Little By Little


When’s the last time you threw a party to commemorate a withdrawal from your savings account?  Composed a song to celebrate your banking system? Invited the whole community for drinks and dancing to flaunt the miracle that is your credit card? 

Never?  Me, neither.  But here in Haiti, I got to go to a party this week that had all of those things.  For the 29 women and 1 man in the Nan Iakou Village Savings and Loan Association, their first withdrawal from their own credit and savings system was a momentous occasion.  As we came in, they were singing a song they had written themselves to commemorate the big day.  They sang:

Little by little, we’ll get there.

With our own strength, we’ll get there.

Little by little, even if our lives change, we’ll get there—with our own strength.

Little by little, we’ve made miracles—with our own strength.

Nobody gave this to us.  We’ll get there with our own strength.

We can count on ourselves—with our own strength.

Little by little, we'll get there.

Little by little (TipaTipa in Haitian Creole), is also the name for a VSLA—a system that helps communities set up to manage their own savings and loan programs.  So they were really singing, “With the VSLA, we’ll get there.”  I have never felt so strongly about my bank that I wanted to sing about it.  I don’t remember the first withdrawal I ever made from my own bank account, either. Putting savings into a bank and being able to get them back out is something I have always taken for granted.  But for Nan Iakou, they have never been able to take savings for granted.
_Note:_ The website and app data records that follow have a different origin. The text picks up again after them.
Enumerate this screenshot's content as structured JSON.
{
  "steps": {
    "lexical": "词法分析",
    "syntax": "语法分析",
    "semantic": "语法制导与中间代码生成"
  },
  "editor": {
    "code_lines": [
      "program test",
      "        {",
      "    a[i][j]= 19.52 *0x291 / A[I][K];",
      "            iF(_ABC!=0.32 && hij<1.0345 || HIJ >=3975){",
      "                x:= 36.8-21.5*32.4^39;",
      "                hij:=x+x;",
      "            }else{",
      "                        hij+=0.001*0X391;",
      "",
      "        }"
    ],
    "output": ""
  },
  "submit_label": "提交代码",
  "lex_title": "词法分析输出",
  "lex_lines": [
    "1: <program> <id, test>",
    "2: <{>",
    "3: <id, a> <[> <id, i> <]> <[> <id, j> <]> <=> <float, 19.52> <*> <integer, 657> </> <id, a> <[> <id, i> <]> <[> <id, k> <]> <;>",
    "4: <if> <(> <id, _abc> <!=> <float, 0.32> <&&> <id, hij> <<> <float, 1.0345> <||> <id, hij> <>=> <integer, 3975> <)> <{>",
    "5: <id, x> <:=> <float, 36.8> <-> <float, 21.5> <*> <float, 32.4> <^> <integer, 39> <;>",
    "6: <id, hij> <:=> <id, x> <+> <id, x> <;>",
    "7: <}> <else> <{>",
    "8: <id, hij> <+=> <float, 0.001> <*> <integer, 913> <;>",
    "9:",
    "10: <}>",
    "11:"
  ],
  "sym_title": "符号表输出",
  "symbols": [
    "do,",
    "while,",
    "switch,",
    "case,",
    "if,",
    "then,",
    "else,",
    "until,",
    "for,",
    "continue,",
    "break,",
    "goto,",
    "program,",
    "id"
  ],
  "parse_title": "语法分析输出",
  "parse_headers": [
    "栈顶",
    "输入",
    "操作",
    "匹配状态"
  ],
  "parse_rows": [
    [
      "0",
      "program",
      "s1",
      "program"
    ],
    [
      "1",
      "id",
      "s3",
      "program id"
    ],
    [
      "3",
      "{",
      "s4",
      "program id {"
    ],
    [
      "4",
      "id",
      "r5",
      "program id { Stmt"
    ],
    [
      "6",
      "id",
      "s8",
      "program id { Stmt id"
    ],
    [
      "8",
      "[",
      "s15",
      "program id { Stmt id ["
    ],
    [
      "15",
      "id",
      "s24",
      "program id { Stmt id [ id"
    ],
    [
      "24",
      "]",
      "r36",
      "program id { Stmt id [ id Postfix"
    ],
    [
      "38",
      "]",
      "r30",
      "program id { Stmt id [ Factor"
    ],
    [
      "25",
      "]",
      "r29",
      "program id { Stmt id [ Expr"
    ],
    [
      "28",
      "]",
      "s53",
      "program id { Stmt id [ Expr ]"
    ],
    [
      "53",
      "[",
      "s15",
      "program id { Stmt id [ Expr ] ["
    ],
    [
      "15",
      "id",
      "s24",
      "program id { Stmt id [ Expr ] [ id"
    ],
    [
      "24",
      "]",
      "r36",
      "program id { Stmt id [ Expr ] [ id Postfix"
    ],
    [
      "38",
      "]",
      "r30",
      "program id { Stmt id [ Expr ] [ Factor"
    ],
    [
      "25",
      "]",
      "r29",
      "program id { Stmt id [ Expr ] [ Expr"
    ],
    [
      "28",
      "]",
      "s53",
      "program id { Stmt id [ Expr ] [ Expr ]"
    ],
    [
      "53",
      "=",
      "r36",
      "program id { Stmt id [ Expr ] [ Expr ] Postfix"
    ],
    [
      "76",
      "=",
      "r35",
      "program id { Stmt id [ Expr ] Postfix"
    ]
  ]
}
Gislene Louis stood up in front of the whole group to testify her appreciation.

“I wasn’t going to invest in the Village Savings and Loan Association.  I have tried other kinds of microcredit before, and I always ended up losing my money.  I’ve never been able to get anything back.  So when they announced a VSLA training, I wasn’t going to come.  I didn’t believe it could work. My son said, “Mama, you should go try it.’ So I came. Now, I never want it to end.”

For most of the people there, it was the first time they have ever had their own savings.  The first time they had ever put money into something and gotten a return on their investment. I can hardly imagine how momentous that must be, but looking around the faces of the group, I began to get an inkling.

A lot of women had huge smiles on their faces as they signed the slip to show they had gotten their money out. Many were singing and dancing.  And one woman sat down quietly, clutching her envelope of money, with tears streaming silently down her face.  After a minute or two, she took a deep breath, wiped her eyes, put her money firmly in her purse, and stood up to testify.

“I don’t owe anyone for this.  I did this myself—we did it together.  I don’t have to pay interest to a loan shark, and I don’t have to buy food on credit anymore.  I don’t have any debts. This is my money, and I’m going to use it to start a business selling peanuts.”

This fierce pride in doing it themselves, on seeing change that they created, goes against everything every pundit has ever said about Haiti and development in general.  These women aren’t waiting for someone else to bring them something.  Instead, they can’t wait to keep the changes happening.  They’re determined to save even more next year.

I checked to see how much money people had earned this year.  Each woman received about $100, after saving about 40 cents every week.  It may not sound like much, but $100 is the average annual income in rural Haiti.  Adjusted for US income, it’s as if I had suddenly earned $42,000 all at once, just by putting my mind to it and putting away a little every week. As Blanc Milie—another VSLA member—told us “It might as well be a million dollars.”

I might start writing a song, too.

About the Program: In August 2013, the  USAID FFP funded Kore Lavi program was launched to support a  Government of Haiti led social safety net to improve access to food and nutrition for the most vulnerable households in Haiti. In addition to food vouchers for a social safety net, the program conducts nutrition training, helps communities start microcredit associations, and provides food supplements to pregnant women and chidren under 2. The program works through the partners CARE, World Food Programme, Action Contre la Faim, World Vision, and the Ministere des Affairs Sociaux et du Travail (MAST) to accomplish its goals. This program is made possible by the generous support of the American people through the United States Agency for International Development (USAID). The contents are the responsibility of CARE – Haiti and do not necessarily reflect the views of USAID or the United States Government.